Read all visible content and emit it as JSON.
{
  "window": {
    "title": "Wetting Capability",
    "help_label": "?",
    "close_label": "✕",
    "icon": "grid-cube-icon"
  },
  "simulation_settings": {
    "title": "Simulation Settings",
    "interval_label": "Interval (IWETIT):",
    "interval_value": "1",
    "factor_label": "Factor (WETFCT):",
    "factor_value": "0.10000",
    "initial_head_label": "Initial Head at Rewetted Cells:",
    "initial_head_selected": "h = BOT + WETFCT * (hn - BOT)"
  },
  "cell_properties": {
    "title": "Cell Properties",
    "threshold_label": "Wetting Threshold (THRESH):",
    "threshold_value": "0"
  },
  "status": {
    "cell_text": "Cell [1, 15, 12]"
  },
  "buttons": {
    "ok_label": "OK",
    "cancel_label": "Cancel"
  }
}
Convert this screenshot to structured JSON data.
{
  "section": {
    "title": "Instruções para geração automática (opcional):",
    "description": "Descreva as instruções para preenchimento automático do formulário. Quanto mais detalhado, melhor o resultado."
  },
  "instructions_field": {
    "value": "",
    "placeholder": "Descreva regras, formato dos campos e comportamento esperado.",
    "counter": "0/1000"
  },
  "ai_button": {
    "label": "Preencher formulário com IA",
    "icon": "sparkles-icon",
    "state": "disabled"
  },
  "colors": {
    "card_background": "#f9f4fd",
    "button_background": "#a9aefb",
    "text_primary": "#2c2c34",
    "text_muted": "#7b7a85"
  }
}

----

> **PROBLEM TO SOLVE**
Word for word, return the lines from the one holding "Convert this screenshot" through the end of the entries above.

> **ANSWER TO THE EXERCISE**
Convert this screenshot to structured JSON data.
{
  "section": {
    "title": "Instruções para geração automática (opcional):",
    "description": "Descreva as instruções para preenchimento automático do formulário. Quanto mais detalhado, melhor o resultado."
  },
  "instructions_field": {
    "value": "",
    "placeholder": "Descreva regras, formato dos campos e comportamento esperado.",
    "counter": "0/1000"
  },
  "ai_button": {
    "label": "Preencher formulário com IA",
    "icon": "sparkles-icon",
    "state": "disabled"
  },
  "colors": {
    "card_background": "#f9f4fd",
    "button_background": "#a9aefb",
    "text_primary": "#2c2c34",
    "text_muted": "#7b7a85"
  }
}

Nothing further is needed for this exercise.